● **DATASET EXCERPTS**
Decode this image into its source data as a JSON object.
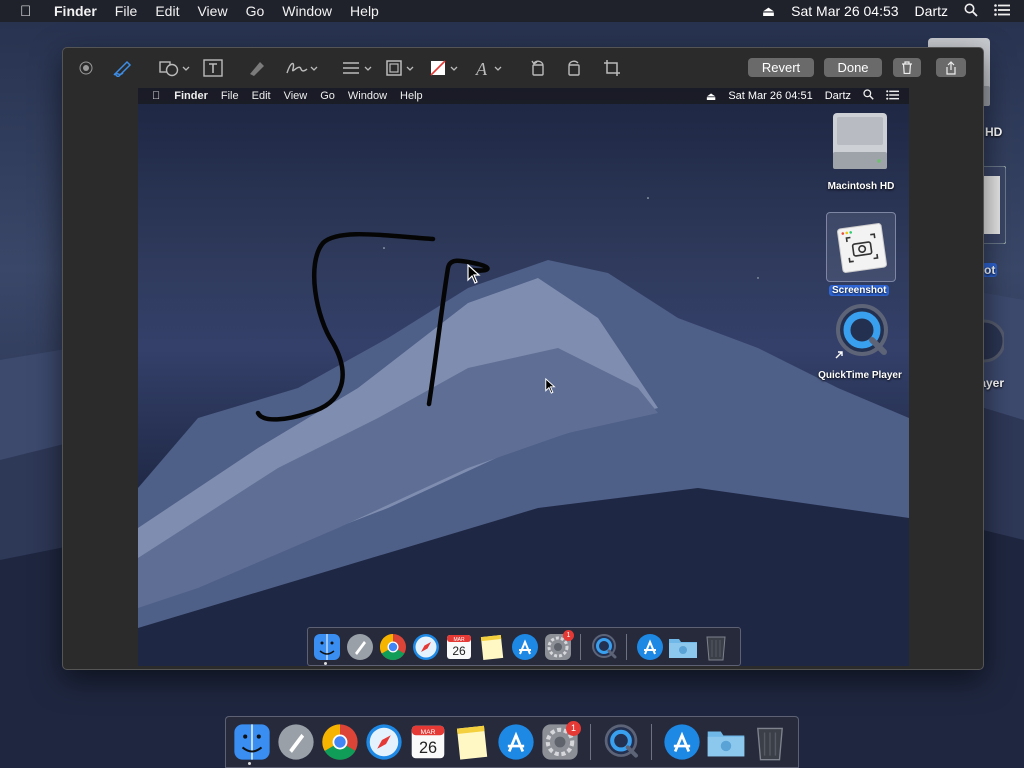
{
  "menubar": {
    "items": [
      "Finder",
      "File",
      "Edit",
      "View",
      "Go",
      "Window",
      "Help"
    ],
    "datetime": "Sat Mar 26  04:53",
    "user": "Dartz"
  },
  "desktop": {
    "icon_labels": [
      "HD",
      "ot",
      "layer"
    ]
  },
  "toolbar": {
    "revert_label": "Revert",
    "done_label": "Done"
  },
  "screenshot": {
    "menubar": {
      "items": [
        "Finder",
        "File",
        "Edit",
        "View",
        "Go",
        "Window",
        "Help"
      ],
      "datetime": "Sat Mar 26  04:51",
      "user": "Dartz"
    },
    "desktop_icons": [
      {
        "label": "Macintosh HD",
        "icon": "hard-drive-icon"
      },
      {
        "label": "Screenshot",
        "icon": "screenshot-file-icon"
      },
      {
        "label": "QuickTime Player",
        "icon": "quicktime-icon"
      }
    ]
  },
  "dock": {
    "apps": [
      {
        "name": "finder",
        "icon": "finder-icon"
      },
      {
        "name": "launchpad",
        "icon": "launchpad-icon"
      },
      {
        "name": "chrome",
        "icon": "chrome-icon"
      },
      {
        "name": "safari",
        "icon": "safari-icon"
      },
      {
        "name": "calendar",
        "icon": "calendar-icon"
      },
      {
        "name": "notes",
        "icon": "notes-icon"
      },
      {
        "name": "app-store",
        "icon": "app-store-icon"
      },
      {
        "name": "system-preferences",
        "icon": "system-preferences-icon"
      },
      {
        "name": "quicktime",
        "icon": "quicktime-icon"
      },
      {
        "name": "applications-folder",
        "icon": "app-store-icon"
      },
      {
        "name": "downloads-folder",
        "icon": "folder-icon"
      },
      {
        "name": "trash",
        "icon": "trash-icon"
      }
    ],
    "calendar_month": "MAR",
    "calendar_day": "26",
    "badge_count": "1"
  },
  "colors": {
    "selection": "#2f66d6",
    "badge": "#e53935"
  }
}
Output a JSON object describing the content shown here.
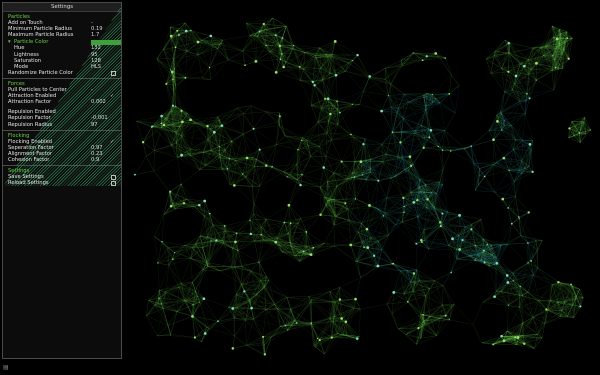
{
  "panel": {
    "title": "Settings",
    "particles": {
      "header": "Particles",
      "add_on_touch": "Add on Touch",
      "add_on_touch_value": "-",
      "min_radius_label": "Minimum Particle Radius",
      "min_radius_value": "0.19",
      "max_radius_label": "Maximum Particle Radius",
      "max_radius_value": "1.7",
      "color_label": "Particle Color",
      "color_value": "#3ea13a",
      "hue_label": "Hue",
      "hue_value": "132",
      "lightness_label": "Lightness",
      "lightness_value": "95",
      "saturation_label": "Saturation",
      "saturation_value": "128",
      "mode_label": "Mode",
      "mode_value": "HLS",
      "randomize_label": "Randomize Particle Color"
    },
    "forces": {
      "header": "Forces",
      "pull_label": "Pull Particles to Center",
      "pull_value": "-",
      "attraction_enabled_label": "Attraction Enabled",
      "attraction_enabled_value": "✓",
      "attraction_factor_label": "Attraction Factor",
      "attraction_factor_value": "0.002",
      "repulsion_enabled_label": "Repulsion Enabled",
      "repulsion_factor_label": "Repulsion Factor",
      "repulsion_factor_value": "-0.001",
      "repulsion_radius_label": "Repulsion Radius",
      "repulsion_radius_value": "97"
    },
    "flocking": {
      "header": "Flocking",
      "enabled_label": "Flocking Enabled",
      "enabled_value": "✓",
      "separation_label": "Seperation Factor",
      "separation_value": "0.97",
      "alignment_label": "Alignment Factor",
      "alignment_value": "0.23",
      "cohesion_label": "Cohesion Factor",
      "cohesion_value": "0.9"
    },
    "settings": {
      "header": "Settings",
      "save_label": "Save Settings",
      "reload_label": "Reload Settings"
    }
  },
  "corner_icon": "grip-icon",
  "colors": {
    "background": "#000000",
    "accent": "#66d240",
    "edge_green": "#5fbf45",
    "edge_cyan": "#2ea7b5"
  }
}
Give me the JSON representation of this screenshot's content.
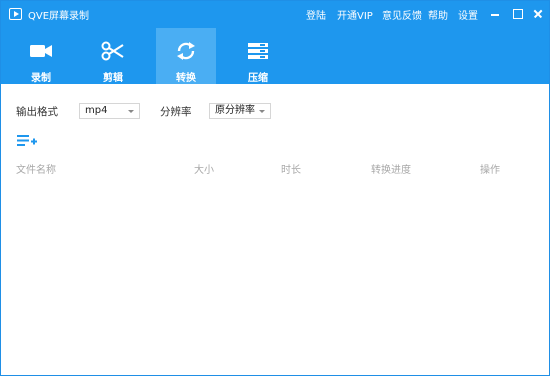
{
  "app": {
    "title": "QVE屏幕录制"
  },
  "menu": [
    "登陆",
    "开通VIP",
    "意见反馈",
    "帮助",
    "设置"
  ],
  "tabs": [
    {
      "label": "录制",
      "icon": "video-camera-icon",
      "active": false
    },
    {
      "label": "剪辑",
      "icon": "scissors-icon",
      "active": false
    },
    {
      "label": "转换",
      "icon": "refresh-icon",
      "active": true
    },
    {
      "label": "压缩",
      "icon": "compress-icon",
      "active": false
    }
  ],
  "convert": {
    "format_label": "输出格式",
    "format_value": "mp4",
    "resolution_label": "分辨率",
    "resolution_value": "原分辨率"
  },
  "table": {
    "columns": [
      "文件名称",
      "大小",
      "时长",
      "转换进度",
      "操作"
    ],
    "rows": []
  },
  "colors": {
    "accent": "#1e97ee",
    "active_tab": "#4aaef3"
  }
}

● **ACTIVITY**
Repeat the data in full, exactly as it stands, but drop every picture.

● **ANSWER AREA**
Decode this image into its source data as a JSON object.
{
  "menubar": {
    "items": [
      "Finder",
      "File",
      "Edit",
      "View",
      "Go",
      "Window",
      "Help"
    ],
    "datetime": "Sat Mar 26  04:53",
    "user": "Dartz"
  },
  "desktop": {
    "icon_labels": [
      "HD",
      "ot",
      "layer"
    ]
  },
  "toolbar": {
    "revert_label": "Revert",
    "done_label": "Done"
  },
  "screenshot": {
    "menubar": {
      "items": [
        "Finder",
        "File",
        "Edit",
        "View",
        "Go",
        "Window",
        "Help"
      ],
      "datetime": "Sat Mar 26  04:51",
      "user": "Dartz"
    },
    "desktop_icons": [
      {
        "label": "Macintosh HD",
        "icon": "hard-drive-icon"
      },
      {
        "label": "Screenshot",
        "icon": "screenshot-file-icon"
      },
      {
        "label": "QuickTime Player",
        "icon": "quicktime-icon"
      }
    ]
  },
  "dock": {
    "apps": [
      {
        "name": "finder",
        "icon": "finder-icon"
      },
      {
        "name": "launchpad",
        "icon": "launchpad-icon"
      },
      {
        "name": "chrome",
        "icon": "chrome-icon"
      },
      {
        "name": "safari",
        "icon": "safari-icon"
      },
      {
        "name": "calendar",
        "icon": "calendar-icon"
      },
      {
        "name": "notes",
        "icon": "notes-icon"
      },
      {
        "name": "app-store",
        "icon": "app-store-icon"
      },
      {
        "name": "system-preferences",
        "icon": "system-preferences-icon"
      },
      {
        "name": "quicktime",
        "icon": "quicktime-icon"
      },
      {
        "name": "applications-folder",
        "icon": "app-store-icon"
      },
      {
        "name": "downloads-folder",
        "icon": "folder-icon"
      },
      {
        "name": "trash",
        "icon": "trash-icon"
      }
    ],
    "calendar_month": "MAR",
    "calendar_day": "26",
    "badge_count": "1"
  },
  "colors": {
    "selection": "#2f66d6",
    "badge": "#e53935"
  }
}
Output a JSON object describing the content shown here.
{
  "panel": {
    "title": "Settings",
    "particles": {
      "header": "Particles",
      "add_on_touch": "Add on Touch",
      "add_on_touch_value": "-",
      "min_radius_label": "Minimum Particle Radius",
      "min_radius_value": "0.19",
      "max_radius_label": "Maximum Particle Radius",
      "max_radius_value": "1.7",
      "color_label": "Particle Color",
      "color_value": "#3ea13a",
      "hue_label": "Hue",
      "hue_value": "132",
      "lightness_label": "Lightness",
      "lightness_value": "95",
      "saturation_label": "Saturation",
      "saturation_value": "128",
      "mode_label": "Mode",
      "mode_value": "HLS",
      "randomize_label": "Randomize Particle Color"
    },
    "forces": {
      "header": "Forces",
      "pull_label": "Pull Particles to Center",
      "pull_value": "-",
      "attraction_enabled_label": "Attraction Enabled",
      "attraction_enabled_value": "✓",
      "attraction_factor_label": "Attraction Factor",
      "attraction_factor_value": "0.002",
      "repulsion_enabled_label": "Repulsion Enabled",
      "repulsion_factor_label": "Repulsion Factor",
      "repulsion_factor_value": "-0.001",
      "repulsion_radius_label": "Repulsion Radius",
      "repulsion_radius_value": "97"
    },
    "flocking": {
      "header": "Flocking",
      "enabled_label": "Flocking Enabled",
      "enabled_value": "✓",
      "separation_label": "Seperation Factor",
      "separation_value": "0.97",
      "alignment_label": "Alignment Factor",
      "alignment_value": "0.23",
      "cohesion_label": "Cohesion Factor",
      "cohesion_value": "0.9"
    },
    "settings": {
      "header": "Settings",
      "save_label": "Save Settings",
      "reload_label": "Reload Settings"
    }
  },
  "corner_icon": "grip-icon",
  "colors": {
    "background": "#000000",
    "accent": "#66d240",
    "edge_green": "#5fbf45",
    "edge_cyan": "#2ea7b5"
  }
}
Give me the JSON representation of this screenshot's content.
{
  "app": {
    "title": "QVE屏幕录制"
  },
  "menu": [
    "登陆",
    "开通VIP",
    "意见反馈",
    "帮助",
    "设置"
  ],
  "tabs": [
    {
      "label": "录制",
      "icon": "video-camera-icon",
      "active": false
    },
    {
      "label": "剪辑",
      "icon": "scissors-icon",
      "active": false
    },
    {
      "label": "转换",
      "icon": "refresh-icon",
      "active": true
    },
    {
      "label": "压缩",
      "icon": "compress-icon",
      "active": false
    }
  ],
  "convert": {
    "format_label": "输出格式",
    "format_value": "mp4",
    "resolution_label": "分辨率",
    "resolution_value": "原分辨率"
  },
  "table": {
    "columns": [
      "文件名称",
      "大小",
      "时长",
      "转换进度",
      "操作"
    ],
    "rows": []
  },
  "colors": {
    "accent": "#1e97ee",
    "active_tab": "#4aaef3"
  }
}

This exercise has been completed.